Prevent badware: WordPress | StopBadware

Prevent badware: WordPress

Prevent badware: WordPress

As of September 2012, there were almost 56 million WordPress sites in the world. And that number is growing every day. Because WordPress is such a widely-used platform, it’s a big target for cybercriminals who use automated attack kits to compromise many sites at the same time. Does this mean WordPress is unsafe or inherently insecure? Absolutely not! In fact, because WordPress is so popular, there are many resources to help you prevent badware on your WordPress site.

The following list of tips is not exhaustive and is only intended as a beginning resource for securing a WordPress site. WordPress.org has a comprehensive guide on hardening WordPress. Use WordPress.org’s guide as your main resource for making your WordPress site more secure. 

  • Always update your WordPress installation as soon as a new version is available. As you know by now from reading our basics section, keeping your software updated is one of the most important defenses you have against site compromise. New versions of software don’t just add cool features and make things run better; they often include crucial security patches that protect your site and your visitors from badware. Update!
  • Keep your plugins, themes, and other third party scripts updated, too. This is just as important as keeping your WordPress install up-to-date.
  • Be cautious about what you install. Many great WordPress add-ons (and some not-so-great ones, too) are written and maintained by third party developers who have no affiliation with WordPress. The people who write the code for these add-ons are responsible for maintaining it, and if they don’t do so regularly, security holes can open up and
  • Get rid of the “Admin” user. Keeping the default “Admin” username around after you create your WordPress makes it easy for bad actors to use automated tools to guess your password. Computers can easily guess hundreds or thousands of username and password combinations a second, so using the default username makes the job of attack tools much easier–all they have to do is guess the password.
  • Check out security plugins.

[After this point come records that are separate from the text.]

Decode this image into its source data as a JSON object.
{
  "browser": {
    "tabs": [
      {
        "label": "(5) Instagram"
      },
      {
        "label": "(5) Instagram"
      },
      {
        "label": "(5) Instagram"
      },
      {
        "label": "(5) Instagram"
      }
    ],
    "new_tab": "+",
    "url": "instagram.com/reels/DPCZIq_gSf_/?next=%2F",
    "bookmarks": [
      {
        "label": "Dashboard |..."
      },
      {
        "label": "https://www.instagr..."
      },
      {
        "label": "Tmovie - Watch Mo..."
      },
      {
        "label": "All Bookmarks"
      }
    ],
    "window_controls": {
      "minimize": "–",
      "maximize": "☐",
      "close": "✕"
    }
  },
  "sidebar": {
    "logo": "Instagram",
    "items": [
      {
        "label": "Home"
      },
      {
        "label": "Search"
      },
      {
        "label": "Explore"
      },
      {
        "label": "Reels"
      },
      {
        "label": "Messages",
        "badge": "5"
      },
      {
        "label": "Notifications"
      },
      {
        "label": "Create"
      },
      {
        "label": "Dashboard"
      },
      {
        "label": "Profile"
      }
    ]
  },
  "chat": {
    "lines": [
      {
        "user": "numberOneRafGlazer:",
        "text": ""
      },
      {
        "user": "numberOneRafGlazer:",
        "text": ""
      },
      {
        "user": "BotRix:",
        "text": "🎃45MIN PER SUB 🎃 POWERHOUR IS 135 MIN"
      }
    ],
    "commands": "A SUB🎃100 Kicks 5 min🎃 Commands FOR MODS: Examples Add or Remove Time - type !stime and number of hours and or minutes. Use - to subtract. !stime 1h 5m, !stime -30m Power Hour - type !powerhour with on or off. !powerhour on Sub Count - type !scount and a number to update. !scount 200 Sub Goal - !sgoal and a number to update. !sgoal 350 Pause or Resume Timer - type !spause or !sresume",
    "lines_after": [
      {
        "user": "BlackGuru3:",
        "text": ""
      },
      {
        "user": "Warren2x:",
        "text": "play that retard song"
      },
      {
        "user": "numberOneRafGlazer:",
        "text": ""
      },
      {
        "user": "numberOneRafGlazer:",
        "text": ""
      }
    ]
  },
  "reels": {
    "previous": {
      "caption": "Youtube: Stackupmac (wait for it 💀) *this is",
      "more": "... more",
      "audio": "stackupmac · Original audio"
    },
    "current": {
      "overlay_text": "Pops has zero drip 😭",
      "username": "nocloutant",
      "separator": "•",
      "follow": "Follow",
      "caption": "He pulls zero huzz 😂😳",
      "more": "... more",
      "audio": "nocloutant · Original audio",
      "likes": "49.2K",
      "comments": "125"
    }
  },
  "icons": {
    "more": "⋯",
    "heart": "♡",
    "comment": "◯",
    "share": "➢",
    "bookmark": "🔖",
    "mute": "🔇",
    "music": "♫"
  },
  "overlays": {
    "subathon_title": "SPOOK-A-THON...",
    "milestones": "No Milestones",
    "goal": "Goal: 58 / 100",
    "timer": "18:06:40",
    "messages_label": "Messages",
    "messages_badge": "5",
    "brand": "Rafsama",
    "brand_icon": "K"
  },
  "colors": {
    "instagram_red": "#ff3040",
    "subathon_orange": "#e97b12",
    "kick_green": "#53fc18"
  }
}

WordPress.org has a long list of anti-malware and other security-related plugins you can use to increase the security of your site. There are also several reputable website security vendors you can use to regularly scan your site for security vulnerabilities and other issues.